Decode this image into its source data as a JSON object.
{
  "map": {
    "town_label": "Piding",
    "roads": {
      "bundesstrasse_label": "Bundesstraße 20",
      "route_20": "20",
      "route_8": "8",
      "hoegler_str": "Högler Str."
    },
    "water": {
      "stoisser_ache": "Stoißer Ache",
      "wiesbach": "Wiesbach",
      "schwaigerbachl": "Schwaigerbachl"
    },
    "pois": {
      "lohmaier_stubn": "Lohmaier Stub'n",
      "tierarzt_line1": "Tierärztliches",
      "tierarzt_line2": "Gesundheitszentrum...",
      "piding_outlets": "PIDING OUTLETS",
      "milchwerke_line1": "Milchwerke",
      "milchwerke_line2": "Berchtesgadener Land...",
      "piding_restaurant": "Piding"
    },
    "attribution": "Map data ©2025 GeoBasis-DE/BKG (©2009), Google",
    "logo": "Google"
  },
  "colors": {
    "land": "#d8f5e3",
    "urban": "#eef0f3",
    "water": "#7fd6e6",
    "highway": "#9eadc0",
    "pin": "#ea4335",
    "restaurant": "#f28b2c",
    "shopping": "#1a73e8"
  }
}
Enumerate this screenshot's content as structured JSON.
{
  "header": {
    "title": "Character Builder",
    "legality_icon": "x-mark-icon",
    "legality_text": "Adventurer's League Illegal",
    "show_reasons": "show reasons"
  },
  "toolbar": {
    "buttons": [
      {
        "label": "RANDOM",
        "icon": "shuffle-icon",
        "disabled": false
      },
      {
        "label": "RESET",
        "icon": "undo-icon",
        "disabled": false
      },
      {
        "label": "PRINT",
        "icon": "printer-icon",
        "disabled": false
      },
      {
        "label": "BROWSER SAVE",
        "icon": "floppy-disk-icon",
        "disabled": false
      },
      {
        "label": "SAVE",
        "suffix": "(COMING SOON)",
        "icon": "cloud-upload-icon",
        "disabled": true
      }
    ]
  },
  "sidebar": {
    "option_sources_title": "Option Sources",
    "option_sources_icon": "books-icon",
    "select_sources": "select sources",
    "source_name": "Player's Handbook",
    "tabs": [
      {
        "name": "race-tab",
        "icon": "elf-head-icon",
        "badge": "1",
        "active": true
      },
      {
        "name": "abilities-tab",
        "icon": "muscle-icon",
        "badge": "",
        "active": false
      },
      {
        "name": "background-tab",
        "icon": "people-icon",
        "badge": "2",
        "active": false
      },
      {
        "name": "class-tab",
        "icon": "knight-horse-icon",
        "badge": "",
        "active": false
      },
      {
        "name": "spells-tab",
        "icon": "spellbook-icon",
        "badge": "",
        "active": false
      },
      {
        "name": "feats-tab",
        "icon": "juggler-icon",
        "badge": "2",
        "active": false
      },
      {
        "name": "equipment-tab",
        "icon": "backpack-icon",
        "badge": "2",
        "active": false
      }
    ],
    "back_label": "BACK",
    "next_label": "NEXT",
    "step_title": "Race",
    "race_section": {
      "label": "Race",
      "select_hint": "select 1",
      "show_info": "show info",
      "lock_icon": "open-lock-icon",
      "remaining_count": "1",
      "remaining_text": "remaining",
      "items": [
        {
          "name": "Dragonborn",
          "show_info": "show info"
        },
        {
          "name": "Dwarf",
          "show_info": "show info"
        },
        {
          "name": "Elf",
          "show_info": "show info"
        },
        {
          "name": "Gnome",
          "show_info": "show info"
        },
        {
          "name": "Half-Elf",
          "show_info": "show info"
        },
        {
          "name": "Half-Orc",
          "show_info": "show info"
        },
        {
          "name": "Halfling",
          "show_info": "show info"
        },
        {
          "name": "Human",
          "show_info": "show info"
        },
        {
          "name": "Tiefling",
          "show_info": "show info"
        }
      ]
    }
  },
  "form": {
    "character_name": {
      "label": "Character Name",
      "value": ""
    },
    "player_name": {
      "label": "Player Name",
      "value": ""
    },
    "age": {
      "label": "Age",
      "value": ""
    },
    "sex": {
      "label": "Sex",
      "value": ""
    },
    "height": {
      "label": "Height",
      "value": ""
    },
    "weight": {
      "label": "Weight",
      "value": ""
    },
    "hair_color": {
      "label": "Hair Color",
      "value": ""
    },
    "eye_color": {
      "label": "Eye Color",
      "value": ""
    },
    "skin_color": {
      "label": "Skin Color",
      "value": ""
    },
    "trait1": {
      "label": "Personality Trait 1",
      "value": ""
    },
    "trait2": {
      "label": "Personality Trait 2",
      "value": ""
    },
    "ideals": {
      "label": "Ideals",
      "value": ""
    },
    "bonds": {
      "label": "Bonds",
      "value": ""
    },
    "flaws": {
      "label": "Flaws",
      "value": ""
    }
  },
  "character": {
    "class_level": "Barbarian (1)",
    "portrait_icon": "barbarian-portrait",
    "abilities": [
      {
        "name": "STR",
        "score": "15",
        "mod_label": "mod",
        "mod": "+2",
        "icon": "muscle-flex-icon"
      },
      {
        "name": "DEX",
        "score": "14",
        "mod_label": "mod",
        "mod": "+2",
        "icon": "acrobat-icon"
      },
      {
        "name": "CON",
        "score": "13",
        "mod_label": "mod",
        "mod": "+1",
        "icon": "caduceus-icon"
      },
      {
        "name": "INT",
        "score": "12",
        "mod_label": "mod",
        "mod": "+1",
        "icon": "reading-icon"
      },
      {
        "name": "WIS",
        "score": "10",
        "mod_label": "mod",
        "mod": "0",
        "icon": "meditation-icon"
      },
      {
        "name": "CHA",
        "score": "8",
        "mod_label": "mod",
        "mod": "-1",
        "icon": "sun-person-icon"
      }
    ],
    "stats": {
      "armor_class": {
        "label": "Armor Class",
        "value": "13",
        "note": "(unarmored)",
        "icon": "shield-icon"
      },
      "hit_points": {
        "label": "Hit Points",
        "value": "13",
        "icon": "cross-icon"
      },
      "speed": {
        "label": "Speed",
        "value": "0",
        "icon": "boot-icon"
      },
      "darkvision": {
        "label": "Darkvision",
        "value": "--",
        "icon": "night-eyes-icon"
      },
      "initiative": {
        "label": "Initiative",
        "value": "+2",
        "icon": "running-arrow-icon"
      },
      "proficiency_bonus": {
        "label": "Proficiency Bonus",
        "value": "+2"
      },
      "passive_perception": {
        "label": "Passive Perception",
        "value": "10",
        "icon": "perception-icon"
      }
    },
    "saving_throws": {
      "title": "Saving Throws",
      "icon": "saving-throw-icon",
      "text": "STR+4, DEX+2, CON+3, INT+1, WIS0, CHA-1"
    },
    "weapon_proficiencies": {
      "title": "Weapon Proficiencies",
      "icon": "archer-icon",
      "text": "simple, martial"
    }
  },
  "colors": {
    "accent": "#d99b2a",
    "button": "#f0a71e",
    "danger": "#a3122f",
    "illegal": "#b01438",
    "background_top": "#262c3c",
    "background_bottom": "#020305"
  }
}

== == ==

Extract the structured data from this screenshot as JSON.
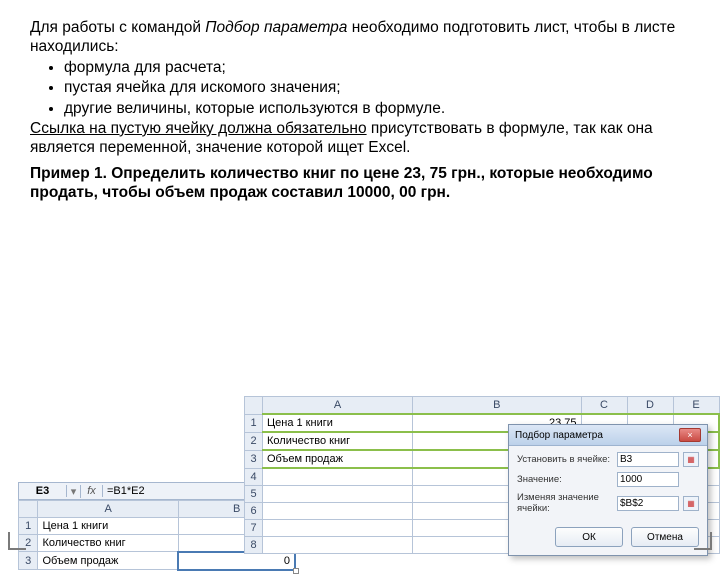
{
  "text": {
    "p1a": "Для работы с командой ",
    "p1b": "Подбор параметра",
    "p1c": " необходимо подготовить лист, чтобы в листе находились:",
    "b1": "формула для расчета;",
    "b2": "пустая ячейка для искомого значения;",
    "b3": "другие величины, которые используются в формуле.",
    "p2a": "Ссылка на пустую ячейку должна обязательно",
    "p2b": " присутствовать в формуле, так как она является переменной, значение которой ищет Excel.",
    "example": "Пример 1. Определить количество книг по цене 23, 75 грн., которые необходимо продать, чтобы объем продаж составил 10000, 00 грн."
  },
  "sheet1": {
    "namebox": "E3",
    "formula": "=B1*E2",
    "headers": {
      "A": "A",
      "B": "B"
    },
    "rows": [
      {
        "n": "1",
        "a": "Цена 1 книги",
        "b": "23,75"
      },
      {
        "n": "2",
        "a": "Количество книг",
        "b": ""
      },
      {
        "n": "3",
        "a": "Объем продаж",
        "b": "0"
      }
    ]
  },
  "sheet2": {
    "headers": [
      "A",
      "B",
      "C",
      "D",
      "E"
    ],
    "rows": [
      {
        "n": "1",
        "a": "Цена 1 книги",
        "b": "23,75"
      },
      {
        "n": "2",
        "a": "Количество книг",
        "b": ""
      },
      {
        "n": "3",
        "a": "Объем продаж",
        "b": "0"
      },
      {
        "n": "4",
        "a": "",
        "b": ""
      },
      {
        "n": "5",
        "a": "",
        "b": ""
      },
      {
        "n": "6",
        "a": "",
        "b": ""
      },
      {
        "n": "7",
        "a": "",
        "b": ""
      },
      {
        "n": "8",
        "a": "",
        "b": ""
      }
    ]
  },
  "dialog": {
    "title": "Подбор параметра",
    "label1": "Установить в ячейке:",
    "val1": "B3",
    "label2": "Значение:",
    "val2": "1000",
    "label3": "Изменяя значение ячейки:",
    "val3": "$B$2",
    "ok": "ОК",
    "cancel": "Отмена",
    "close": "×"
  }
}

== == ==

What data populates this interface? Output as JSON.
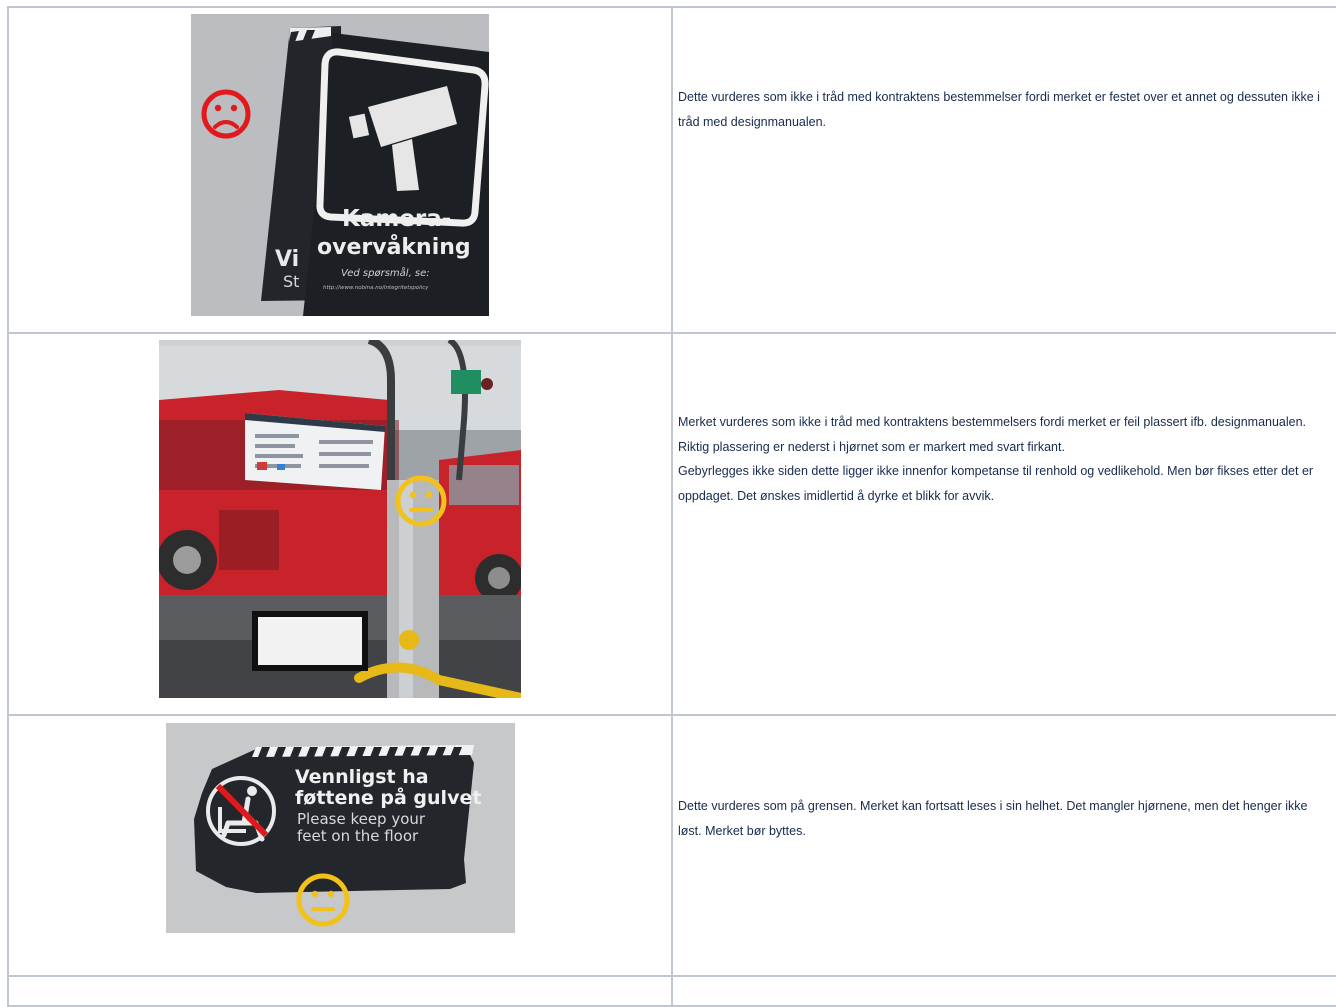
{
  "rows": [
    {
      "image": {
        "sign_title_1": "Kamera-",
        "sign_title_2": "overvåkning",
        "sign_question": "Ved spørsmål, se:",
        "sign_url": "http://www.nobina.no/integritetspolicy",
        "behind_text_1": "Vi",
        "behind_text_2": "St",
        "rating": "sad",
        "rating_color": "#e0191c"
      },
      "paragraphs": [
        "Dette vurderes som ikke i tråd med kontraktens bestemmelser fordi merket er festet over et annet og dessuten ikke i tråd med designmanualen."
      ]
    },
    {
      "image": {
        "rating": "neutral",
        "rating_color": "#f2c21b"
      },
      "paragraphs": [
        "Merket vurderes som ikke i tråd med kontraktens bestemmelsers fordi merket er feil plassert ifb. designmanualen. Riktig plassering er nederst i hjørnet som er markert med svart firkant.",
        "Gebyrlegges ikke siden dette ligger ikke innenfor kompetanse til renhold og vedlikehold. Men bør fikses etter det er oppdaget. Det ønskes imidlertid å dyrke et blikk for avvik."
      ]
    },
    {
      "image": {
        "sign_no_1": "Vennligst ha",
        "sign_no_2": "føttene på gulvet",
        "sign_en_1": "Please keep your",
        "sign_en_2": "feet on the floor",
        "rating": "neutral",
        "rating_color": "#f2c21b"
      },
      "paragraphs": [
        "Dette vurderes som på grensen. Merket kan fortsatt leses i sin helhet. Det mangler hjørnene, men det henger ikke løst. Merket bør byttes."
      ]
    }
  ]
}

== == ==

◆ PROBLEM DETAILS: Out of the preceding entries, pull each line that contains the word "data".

◆ EXERCISE OUTPUT:
Decode this image into its source data as a JSON object.
    "attribution": "Map data ©2025 GeoBasis-DE/BKG (©2009), Google",
Extract the structured data from this screenshot as JSON.
What data populates this interface? Output as JSON.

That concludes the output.